How Do I Download More RAM?

It’s kinda like changing the blinker fluid in your car. You can’t. You shouldn’t. I mean… stuff like that doesn’t exist. But, if you’re finding yourself in a situation where you are running shy on your current installed amount of RAM, is there anything you can do without hitting up Newegg for a few more RAM sticks? Luckily, you can! Read on to learn how to add swap memory in Ubuntu 18.04.

Just recently, I tried rendering a complex Blender scene on my computer. Unfortunately it crashed before I ever saw the first tile start to render. Blender was all like, “ERROR: Out of Memory”. I tried rendering again, but this time I opened my system resources window and monitored the RAM usage. I have 16GB of RAM installed, and 2GB of swap. As the scene loaded, the RAM started climbing up to the top of the usage graph, hit the top, then the swap started filling up. They both hit the top, and Blender crashed again.
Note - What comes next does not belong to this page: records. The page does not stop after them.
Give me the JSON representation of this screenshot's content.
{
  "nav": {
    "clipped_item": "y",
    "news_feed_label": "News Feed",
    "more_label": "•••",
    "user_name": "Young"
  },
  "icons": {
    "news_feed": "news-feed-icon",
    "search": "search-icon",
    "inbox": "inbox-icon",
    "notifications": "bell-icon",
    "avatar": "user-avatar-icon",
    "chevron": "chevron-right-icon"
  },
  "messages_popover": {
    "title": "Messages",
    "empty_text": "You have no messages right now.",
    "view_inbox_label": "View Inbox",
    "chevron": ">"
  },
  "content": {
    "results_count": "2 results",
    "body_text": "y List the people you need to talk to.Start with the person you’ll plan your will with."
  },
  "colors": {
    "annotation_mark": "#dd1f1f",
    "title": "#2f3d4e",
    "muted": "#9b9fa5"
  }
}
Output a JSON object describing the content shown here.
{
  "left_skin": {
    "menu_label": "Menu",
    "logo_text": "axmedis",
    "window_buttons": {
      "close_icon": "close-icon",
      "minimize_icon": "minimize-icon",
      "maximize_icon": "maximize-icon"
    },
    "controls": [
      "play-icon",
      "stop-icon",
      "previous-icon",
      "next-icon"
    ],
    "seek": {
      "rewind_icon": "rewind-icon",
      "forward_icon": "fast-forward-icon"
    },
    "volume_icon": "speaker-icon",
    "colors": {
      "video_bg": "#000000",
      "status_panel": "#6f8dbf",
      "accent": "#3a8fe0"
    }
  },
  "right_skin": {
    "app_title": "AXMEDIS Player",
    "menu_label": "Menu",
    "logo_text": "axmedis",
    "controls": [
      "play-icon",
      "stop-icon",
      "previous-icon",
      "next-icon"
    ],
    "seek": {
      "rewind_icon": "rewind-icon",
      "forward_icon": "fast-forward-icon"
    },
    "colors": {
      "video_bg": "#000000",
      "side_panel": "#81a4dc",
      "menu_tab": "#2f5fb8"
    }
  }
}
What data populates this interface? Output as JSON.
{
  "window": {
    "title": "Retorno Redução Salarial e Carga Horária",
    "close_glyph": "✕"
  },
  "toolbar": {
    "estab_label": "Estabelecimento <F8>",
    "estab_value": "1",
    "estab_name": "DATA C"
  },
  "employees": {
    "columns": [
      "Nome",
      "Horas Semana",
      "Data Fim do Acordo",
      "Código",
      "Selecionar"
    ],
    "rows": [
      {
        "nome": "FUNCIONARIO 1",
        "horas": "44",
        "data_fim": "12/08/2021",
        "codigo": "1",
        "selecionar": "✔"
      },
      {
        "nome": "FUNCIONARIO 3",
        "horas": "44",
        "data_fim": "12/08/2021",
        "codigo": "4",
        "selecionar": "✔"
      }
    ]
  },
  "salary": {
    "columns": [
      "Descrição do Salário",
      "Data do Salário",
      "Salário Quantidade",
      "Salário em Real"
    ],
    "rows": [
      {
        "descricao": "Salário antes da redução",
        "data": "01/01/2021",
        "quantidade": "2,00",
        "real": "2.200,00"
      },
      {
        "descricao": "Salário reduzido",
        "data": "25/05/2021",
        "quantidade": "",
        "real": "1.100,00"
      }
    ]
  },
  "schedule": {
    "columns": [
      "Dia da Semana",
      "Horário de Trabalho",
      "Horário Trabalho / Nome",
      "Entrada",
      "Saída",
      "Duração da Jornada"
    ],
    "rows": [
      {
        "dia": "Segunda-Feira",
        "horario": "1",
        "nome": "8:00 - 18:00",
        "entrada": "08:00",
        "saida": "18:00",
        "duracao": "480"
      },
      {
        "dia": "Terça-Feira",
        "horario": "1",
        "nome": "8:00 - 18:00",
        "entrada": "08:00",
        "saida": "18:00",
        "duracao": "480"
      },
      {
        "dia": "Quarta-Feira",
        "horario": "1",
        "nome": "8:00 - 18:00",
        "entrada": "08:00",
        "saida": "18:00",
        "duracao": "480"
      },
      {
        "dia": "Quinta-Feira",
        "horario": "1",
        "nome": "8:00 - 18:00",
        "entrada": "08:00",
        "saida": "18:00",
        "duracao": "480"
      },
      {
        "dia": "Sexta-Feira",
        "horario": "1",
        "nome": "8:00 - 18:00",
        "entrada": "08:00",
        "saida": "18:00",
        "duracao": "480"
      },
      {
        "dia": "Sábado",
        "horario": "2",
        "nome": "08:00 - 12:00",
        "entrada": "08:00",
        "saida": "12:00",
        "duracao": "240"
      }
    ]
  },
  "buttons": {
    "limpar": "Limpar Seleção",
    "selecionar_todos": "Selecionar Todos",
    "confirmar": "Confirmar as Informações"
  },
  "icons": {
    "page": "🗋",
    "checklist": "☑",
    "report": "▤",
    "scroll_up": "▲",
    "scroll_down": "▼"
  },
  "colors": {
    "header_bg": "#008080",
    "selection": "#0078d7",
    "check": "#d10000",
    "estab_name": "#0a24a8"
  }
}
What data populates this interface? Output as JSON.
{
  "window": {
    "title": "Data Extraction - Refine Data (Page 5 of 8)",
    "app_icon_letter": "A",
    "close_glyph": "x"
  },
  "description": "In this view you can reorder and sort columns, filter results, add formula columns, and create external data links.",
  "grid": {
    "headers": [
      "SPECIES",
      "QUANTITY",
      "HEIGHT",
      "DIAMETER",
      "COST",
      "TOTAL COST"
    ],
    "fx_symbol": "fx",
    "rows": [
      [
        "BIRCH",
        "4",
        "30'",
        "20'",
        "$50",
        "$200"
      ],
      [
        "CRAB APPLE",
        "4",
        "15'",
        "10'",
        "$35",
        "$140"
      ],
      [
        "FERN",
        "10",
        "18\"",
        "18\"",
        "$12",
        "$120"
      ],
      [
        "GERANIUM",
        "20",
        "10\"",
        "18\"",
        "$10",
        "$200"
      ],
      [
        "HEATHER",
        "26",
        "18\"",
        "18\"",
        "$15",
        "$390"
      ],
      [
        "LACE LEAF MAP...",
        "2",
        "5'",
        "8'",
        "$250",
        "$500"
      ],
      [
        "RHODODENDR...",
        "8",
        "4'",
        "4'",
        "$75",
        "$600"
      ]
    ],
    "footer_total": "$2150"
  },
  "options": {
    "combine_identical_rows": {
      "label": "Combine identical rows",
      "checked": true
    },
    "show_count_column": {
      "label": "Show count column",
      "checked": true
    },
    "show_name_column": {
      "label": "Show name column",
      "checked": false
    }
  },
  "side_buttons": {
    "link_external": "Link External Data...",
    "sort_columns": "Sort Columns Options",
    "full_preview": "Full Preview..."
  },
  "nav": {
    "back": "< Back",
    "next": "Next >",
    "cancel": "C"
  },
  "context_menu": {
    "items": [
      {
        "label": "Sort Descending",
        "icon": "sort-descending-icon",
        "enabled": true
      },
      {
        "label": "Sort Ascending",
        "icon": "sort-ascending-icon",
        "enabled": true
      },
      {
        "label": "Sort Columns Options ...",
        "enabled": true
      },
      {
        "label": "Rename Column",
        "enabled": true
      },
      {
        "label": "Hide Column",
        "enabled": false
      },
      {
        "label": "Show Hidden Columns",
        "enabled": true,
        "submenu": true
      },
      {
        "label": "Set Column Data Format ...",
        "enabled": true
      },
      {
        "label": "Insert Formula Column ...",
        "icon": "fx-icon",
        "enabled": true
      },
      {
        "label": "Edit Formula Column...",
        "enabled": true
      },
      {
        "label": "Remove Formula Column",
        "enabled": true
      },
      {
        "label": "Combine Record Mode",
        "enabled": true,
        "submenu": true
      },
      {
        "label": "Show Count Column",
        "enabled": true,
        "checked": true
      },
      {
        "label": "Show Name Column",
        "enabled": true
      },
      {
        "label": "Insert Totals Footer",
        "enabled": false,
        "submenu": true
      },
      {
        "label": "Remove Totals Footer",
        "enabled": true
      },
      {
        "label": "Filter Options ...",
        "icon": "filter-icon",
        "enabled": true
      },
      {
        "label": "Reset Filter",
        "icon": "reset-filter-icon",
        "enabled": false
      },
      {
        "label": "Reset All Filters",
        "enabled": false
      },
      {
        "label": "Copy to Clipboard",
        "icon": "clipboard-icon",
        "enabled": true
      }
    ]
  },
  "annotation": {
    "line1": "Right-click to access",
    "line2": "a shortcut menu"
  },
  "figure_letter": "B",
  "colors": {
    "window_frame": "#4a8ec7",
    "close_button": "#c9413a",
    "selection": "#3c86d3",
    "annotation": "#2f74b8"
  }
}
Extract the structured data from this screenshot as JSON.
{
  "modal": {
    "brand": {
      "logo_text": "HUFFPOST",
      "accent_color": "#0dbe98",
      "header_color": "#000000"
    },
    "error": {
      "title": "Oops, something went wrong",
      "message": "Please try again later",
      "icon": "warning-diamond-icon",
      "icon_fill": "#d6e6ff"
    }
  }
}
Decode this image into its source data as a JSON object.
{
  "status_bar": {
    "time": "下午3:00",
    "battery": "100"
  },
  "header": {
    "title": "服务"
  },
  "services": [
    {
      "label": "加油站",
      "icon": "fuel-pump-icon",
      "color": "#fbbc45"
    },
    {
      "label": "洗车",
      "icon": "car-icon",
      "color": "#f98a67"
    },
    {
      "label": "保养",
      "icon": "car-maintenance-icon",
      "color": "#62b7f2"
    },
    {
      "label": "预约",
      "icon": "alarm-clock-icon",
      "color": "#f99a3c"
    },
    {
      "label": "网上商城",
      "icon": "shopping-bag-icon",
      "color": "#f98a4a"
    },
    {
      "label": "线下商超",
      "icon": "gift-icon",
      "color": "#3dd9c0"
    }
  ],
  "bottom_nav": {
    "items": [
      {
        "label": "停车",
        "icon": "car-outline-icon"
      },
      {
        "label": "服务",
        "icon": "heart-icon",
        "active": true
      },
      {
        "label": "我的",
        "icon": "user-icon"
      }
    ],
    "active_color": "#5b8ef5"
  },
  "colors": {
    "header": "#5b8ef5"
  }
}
Fortunately, there’s a somewhat hacky thing called swap memory. So instead of purchasing extra RAM for your machine and going through all the trouble of installing it, you can add “virtual RAM” with just a few lines of code. This swap memory is designed as a sort of fail-safe should your machine demand more RAM memory than is physically installed. My problem was I was exceeding both my physical and my swap memory limitations. By default, Ubuntu was giving me 2GB of swap memory, and I had 16GB of RAM installed, but the Blender scene I was trying to render required more than my physical plus swap total of 18GB.

Step One: Check If You Have Swap Enabled

I’m using Ubuntu 18.04, so I can check my swap status by running this in the terminal:

sudo swapon --show

If there’s no output after running that command, you don’t have any swap memory enabled. If you do have swap enabled, you should get something like this:

/dev/sda2 partition 1.9G 0B -2

The swap information in Ubuntu (size and settings and all that) can be found in /swapfile. To enable the swap file, you’d run:

sudo swapon /swapfile

To learn more about the ‘swapon’ and ‘swapoff’ command, you can check out:

man swapon

Step Two: Disable Your Swapfile

Before you edit your swapfile, you need to disable it, otherwise you’ll get an error that’s something like “ERROR: file in use”. To do this, disable your swap file by running:

sudo swapoff /swapfile

Step Three: Edit Your Swapfile

You can edit your current swapfile (or add a new swapfile if you don’t have one) using the fallocate command. You can learn more by running “man fallocate”. To increase your swap memory, run the following command (and change the number of GB to your preference):

sudo fallocate -l 50GB /swapfile

Step Four: Re-Enable Your Swapfile

The -l flag stands for ‘length’ which essentially adjusts how much swap you’ve got. Next, you’ll need to reactivate your swap file by running

sudo swapon /swapfile 

Step Five: Confirm Changes Were Applied

That should give your as many GB of swap as you need! You can double check your swap memory by running the Ubuntu System monitor by running:


and click the Resources tab at the top. You should see your swap memory reflect (not exactly, but pretty close) the amount of swap that you set using the fallocate command.

Swap = 46.6 GB

Now you should be able to render huge scenes in Blender without buying more RAM! Woot!

Just a disclaimer: This is more of a note for myself so I can go back and visit this later. If you spot anything wrong or catch some mistakes, feel free to let me know! Thanks.